Scan the lines below for "icon"; report the number of lines that contain it, and only that.

** Listed records follows **

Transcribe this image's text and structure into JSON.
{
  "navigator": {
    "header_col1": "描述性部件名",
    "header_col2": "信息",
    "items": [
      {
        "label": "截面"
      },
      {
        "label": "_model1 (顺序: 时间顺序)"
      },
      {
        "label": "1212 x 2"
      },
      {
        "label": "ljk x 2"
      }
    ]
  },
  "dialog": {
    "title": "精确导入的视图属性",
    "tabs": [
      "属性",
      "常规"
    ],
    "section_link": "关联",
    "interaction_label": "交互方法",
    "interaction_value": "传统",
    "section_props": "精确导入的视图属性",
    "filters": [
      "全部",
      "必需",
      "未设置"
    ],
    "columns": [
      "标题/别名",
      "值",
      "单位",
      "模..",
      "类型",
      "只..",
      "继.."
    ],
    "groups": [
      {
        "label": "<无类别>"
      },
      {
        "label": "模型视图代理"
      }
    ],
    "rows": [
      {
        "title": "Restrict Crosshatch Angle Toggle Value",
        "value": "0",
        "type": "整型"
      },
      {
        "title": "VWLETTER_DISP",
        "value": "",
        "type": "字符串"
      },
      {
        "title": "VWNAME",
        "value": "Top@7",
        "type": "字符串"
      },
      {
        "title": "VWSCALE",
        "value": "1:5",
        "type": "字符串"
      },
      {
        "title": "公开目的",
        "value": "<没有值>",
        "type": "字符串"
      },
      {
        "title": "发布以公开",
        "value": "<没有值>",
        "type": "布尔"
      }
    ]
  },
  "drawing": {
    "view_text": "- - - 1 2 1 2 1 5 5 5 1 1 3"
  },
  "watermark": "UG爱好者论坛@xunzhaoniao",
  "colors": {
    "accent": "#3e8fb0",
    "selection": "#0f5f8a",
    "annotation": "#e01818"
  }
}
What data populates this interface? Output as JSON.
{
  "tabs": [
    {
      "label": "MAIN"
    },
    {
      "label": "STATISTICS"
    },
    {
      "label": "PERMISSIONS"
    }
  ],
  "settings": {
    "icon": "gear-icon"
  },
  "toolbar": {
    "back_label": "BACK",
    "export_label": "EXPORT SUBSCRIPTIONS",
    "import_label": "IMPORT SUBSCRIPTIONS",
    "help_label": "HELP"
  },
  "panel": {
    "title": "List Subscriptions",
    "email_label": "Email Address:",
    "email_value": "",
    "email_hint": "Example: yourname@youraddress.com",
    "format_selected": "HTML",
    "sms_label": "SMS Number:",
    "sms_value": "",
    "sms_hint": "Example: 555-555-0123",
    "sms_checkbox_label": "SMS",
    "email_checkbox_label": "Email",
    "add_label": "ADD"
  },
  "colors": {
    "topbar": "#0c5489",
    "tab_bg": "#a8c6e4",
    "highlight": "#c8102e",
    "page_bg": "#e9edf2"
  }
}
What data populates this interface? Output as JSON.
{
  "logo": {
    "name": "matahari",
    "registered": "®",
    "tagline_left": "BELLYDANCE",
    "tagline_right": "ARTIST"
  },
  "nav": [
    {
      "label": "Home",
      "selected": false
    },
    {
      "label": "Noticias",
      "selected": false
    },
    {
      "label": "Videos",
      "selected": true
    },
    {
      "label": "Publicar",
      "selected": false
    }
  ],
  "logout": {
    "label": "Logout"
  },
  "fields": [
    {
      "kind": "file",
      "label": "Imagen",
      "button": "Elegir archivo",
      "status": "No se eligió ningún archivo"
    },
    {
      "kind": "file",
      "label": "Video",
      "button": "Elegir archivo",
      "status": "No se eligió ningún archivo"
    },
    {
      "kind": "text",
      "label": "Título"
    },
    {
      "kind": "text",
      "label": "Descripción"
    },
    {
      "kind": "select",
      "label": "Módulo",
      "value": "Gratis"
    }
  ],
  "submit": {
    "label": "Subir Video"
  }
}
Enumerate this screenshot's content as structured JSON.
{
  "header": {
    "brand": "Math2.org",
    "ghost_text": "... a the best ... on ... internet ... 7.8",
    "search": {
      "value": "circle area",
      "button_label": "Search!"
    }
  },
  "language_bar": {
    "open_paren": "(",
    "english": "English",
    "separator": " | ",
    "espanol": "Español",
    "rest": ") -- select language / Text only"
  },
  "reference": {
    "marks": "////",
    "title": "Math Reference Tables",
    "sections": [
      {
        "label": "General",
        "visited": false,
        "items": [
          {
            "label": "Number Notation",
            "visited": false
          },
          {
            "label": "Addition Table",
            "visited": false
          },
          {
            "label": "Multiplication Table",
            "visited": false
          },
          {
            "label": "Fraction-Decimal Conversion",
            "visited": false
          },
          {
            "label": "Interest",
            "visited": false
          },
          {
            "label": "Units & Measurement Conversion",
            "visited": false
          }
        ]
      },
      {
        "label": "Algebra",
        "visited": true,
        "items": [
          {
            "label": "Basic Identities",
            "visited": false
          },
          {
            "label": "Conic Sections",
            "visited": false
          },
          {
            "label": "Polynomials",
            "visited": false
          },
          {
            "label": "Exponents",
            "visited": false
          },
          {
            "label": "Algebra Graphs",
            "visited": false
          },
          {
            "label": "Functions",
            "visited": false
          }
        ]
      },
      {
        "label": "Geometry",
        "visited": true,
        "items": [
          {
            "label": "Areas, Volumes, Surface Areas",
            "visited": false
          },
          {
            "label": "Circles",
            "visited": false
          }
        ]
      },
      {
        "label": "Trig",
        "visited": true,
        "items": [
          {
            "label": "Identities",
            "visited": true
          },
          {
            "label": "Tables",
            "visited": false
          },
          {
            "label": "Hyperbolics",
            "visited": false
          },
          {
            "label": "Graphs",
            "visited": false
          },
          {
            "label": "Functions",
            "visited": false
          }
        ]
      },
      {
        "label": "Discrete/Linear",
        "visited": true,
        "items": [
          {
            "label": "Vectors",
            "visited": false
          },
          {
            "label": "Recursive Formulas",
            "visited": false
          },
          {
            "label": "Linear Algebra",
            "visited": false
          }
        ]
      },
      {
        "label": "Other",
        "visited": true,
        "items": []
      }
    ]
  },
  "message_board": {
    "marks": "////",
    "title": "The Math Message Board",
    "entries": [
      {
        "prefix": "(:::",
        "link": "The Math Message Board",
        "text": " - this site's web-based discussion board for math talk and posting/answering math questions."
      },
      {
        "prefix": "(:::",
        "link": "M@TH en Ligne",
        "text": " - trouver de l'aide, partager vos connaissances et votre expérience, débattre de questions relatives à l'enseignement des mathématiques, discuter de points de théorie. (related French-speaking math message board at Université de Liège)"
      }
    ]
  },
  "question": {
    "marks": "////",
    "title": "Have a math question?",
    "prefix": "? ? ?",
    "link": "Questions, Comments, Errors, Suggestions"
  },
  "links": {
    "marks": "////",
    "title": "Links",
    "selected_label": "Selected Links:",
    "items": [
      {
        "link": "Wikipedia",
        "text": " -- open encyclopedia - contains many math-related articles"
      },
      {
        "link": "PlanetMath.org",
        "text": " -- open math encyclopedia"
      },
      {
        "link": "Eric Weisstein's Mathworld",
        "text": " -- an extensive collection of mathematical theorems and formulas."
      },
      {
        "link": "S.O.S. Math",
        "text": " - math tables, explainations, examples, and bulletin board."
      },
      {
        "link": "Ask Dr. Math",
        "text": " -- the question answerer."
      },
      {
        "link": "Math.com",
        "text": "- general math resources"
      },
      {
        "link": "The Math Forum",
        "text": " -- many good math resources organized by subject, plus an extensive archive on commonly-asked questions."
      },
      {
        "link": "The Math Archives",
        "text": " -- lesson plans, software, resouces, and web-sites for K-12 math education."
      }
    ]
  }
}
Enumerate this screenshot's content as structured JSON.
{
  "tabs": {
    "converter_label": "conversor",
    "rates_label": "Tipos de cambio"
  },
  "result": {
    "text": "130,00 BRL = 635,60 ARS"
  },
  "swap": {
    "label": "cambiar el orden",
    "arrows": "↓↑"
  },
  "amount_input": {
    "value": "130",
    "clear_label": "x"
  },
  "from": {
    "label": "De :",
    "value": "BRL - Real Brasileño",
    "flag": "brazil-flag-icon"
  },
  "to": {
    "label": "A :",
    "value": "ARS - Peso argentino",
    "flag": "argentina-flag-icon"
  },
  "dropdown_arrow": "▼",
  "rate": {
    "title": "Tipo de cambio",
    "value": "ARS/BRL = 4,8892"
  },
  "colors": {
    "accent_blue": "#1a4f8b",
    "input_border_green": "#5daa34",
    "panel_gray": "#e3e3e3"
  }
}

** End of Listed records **

_Written reply_:
3